One Night with Reagan Richards is taking place Friday, August 7th at 8:00pm (doors 6pm) at Tim McLoone’s Supper Club at 1200 Ocean Avenue in Asbury Park. Tickets are available for purchase at the McLoone’s Supper Club website or by calling the Event Office at (732) 774-1155. For more information you can also visit the Official Facebook Event Page.
About the Author
Jennifer Pricci, a Jersey Shore music enthusiast, has been a contributing writer covering area musicians for many Jersey-based music and entertainment publications; including Night & Day, Chorus & Verse and New Jersey Stage. Her work has also appeared in the Asbury Park Press and New York Daily News. A self-admitted name-dropper, Jennifer’s articles tend to cover those she holds in high esteem -- with a goal of paying homage to local talent in addition to enticing and educating readers. For this reason you’ll rarely find a negative review written by Jennifer; as her passions tend to undermine her smarts. Which she knows has both pros and cons.
On the performance side, Jennifer has appeared as part of a barbershop quartet at Carnegie Hall, The Alamodome in San Antonio, the Superdome in New Orleans. The Times Union Center (formerly Pepsi Arena) in Albany and more.
Jennifer Pricci is a Marketing Professional with 15 years of broad-based experience combining both brand and agency side successes; perhaps most notably driving the campaign that secured sponsorship for ClearChannel’s iHeartRadio Theater Presented By P.C. Richard & Son in New York City. In 1999 Jennifer founded her own marketing agency; PHANTOM POWER, a fully integrated marketing firm serving the needs of local musicians and small and mid-sized businesses throughout the Tri-State.
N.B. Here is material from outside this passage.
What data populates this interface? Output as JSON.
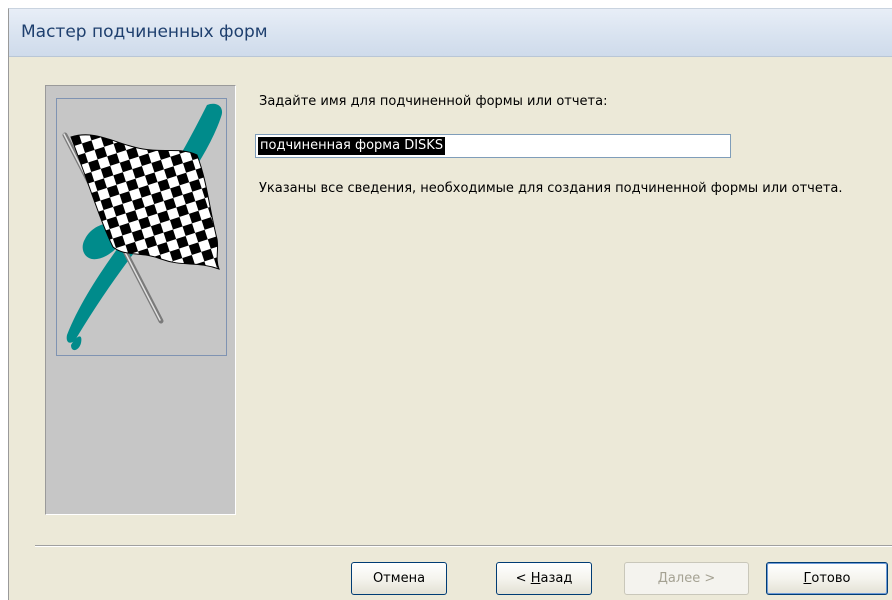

#SharpNotes is a PHANTOM POWER Marketing online publication.
For more information about Jennifer Pricci and PHANTOM POWER Marketing visit www.phantompowermarketing.com.